* _DATA TO PROCESS_:
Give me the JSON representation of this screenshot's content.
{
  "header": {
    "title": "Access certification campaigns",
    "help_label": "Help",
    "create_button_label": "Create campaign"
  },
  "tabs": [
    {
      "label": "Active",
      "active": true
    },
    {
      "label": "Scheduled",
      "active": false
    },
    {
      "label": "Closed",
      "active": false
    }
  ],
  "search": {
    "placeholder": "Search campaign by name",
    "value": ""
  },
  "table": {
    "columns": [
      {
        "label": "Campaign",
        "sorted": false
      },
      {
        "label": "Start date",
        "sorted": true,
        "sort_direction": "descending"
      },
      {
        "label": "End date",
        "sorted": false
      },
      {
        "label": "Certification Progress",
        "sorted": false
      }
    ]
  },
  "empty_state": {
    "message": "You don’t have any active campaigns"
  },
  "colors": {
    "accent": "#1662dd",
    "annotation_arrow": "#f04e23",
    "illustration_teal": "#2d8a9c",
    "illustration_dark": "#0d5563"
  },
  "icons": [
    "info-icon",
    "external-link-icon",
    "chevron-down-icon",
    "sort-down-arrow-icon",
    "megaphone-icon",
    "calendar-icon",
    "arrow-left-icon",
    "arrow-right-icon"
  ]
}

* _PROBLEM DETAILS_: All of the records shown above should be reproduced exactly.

* _ANSWER SPACE_:
Give me the JSON representation of this screenshot's content.
{
  "header": {
    "title": "Access certification campaigns",
    "help_label": "Help",
    "create_button_label": "Create campaign"
  },
  "tabs": [
    {
      "label": "Active",
      "active": true
    },
    {
      "label": "Scheduled",
      "active": false
    },
    {
      "label": "Closed",
      "active": false
    }
  ],
  "search": {
    "placeholder": "Search campaign by name",
    "value": ""
  },
  "table": {
    "columns": [
      {
        "label": "Campaign",
        "sorted": false
      },
      {
        "label": "Start date",
        "sorted": true,
        "sort_direction": "descending"
      },
      {
        "label": "End date",
        "sorted": false
      },
      {
        "label": "Certification Progress",
        "sorted": false
      }
    ]
  },
  "empty_state": {
    "message": "You don’t have any active campaigns"
  },
  "colors": {
    "accent": "#1662dd",
    "annotation_arrow": "#f04e23",
    "illustration_teal": "#2d8a9c",
    "illustration_dark": "#0d5563"
  },
  "icons": [
    "info-icon",
    "external-link-icon",
    "chevron-down-icon",
    "sort-down-arrow-icon",
    "megaphone-icon",
    "calendar-icon",
    "arrow-left-icon",
    "arrow-right-icon"
  ]
}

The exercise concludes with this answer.